Seoul officials condemned the launch as an "armed protest" against the start of annual South Korean-U.S. military drills that North Korean calls an invasion rehearsal. The launch was also the latest in a series of missile, rocket and other weapon tests by North Korea, which is openly pushing to acquire a reliable weapon capable striking targets as far away as the continental U.S.
The missile fired from a submarine off the eastern North Korean coastal town of Sinpo landed in waters between the Korean Peninsula and Japan, according to a statement from South Korea's Joint Chiefs of Staff. The U.S. Strategic Command said it tracked the North Korean submarine launch of the presumed KN-11 missile into the Sea of Japan.
The 500-kilometer distance is longer than ones recorded by other submarine-launched missiles launched by North Korea, and puts most of South Korea within its range if it is fired near the border, although North Korea already has a variety of land-based missiles that can strike South Korea and Japan.
The North's acquiring the ability to launch missiles from submarines would be an alarming development because missiles fired from submerged vessels are harder to detect in advance. The U.S. Strategic Command statement said the North Korean launch did not pose a threat to North America but that the U.S. military "remains vigilant in the face of North Korean provocations."
A South Korean Foreign Ministry statement said the government "strongly condemns" the launch, and added it will continue to work with the international community to deploy effective sanctions and pressure against the North.
North Korea fired two missiles from submarines earlier this year but South Korean defense officials believe they exploded in midair after flying fewer than 30 kilometers (18 miles).

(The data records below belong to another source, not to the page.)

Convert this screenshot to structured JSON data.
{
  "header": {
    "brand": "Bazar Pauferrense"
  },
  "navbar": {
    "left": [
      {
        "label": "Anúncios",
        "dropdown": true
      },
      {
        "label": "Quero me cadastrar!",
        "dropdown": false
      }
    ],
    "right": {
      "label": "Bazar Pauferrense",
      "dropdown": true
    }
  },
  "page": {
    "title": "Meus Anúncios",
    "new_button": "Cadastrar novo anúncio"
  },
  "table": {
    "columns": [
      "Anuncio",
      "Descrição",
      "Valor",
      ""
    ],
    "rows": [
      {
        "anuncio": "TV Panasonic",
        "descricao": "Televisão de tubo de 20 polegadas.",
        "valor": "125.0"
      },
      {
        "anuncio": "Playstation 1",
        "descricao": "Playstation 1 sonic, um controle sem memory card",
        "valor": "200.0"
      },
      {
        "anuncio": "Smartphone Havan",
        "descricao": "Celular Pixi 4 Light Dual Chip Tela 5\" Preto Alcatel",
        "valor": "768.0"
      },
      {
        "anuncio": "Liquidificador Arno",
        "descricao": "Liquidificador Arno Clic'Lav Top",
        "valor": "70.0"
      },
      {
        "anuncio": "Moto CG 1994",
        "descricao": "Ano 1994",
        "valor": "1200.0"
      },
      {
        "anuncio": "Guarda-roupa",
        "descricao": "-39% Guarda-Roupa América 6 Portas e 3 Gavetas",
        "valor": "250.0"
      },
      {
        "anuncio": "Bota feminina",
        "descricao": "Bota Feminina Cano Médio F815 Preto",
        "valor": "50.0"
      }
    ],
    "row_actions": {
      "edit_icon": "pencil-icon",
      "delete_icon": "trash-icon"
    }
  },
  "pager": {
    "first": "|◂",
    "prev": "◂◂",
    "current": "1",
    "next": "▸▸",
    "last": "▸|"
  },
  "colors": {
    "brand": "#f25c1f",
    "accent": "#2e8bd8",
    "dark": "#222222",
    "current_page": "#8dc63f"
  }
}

North Korea's missile and nuclear programs are a source of regional security concerns. Outside experts say the North doesn't yet have a reliable long-range nuclear missile capable of reaching the continental U.S., but they acknowledge the North has been making steady progress on its weapons programs and could one day acquire such a weapon.
Some civilian experts said they believe the North already has the technology to put warheads on shorter-range missiles that can strike South Korea and Japan.
South Korean defense officials believe North Korea has about 70 operational submarines and appears to be mainly imitating Russian designs to develop submarine-launched missiles. It is believed the North obtained several Soviet-era Golf-class ballistic missile submarines in the mid-1990s.
Wednesday's launch comes two days after the U.S. and South Korea began their 12-day Ulchi Freedom Guardian exercises, prompting North Korean threats of retaliation. Before the launch, North Korea warned that the joint military exercises were pushing the Korean Peninsula "to the brink of a war" and asked for an urgent meeting of the U.N. Security Council.
The South Korean military statement said it considers the North Korean missile launch a challenge to peace on the Korean Peninsula and noted it violated U.N. Security Council resolutions that ban any ballistic missile activities by North Korea.
The launch also comes at a time of intensified animosities between the rival Koreas over the defection of a senior North Korean diplomat in London and a U.S. plan to install a sophisticated missile defense system in South Korea.
About 28,500 U.S. troops are based in South Korea to help deter potential aggression from North Korea, a legacy of the 1950-53 Korean War that ended with an armistice, not a peace treaty. North Korea usually responds to the regular South Korea-U.S. military drills with weapons tests and fiery warlike rhetoric.
The American-led U.N. Command in South Korea on Tuesday accused North Korea of planting land mines near a truce village inside the Demilitarized Zone that divides the two Koreas. Much of the border, one of the world's most dangerous flashpoints, is strewn with land mines and laced with barbed wire. South Korean media said no land mines had been planted in the area of the truce village of Panmunjom until North Korea placed an unspecified number there last week.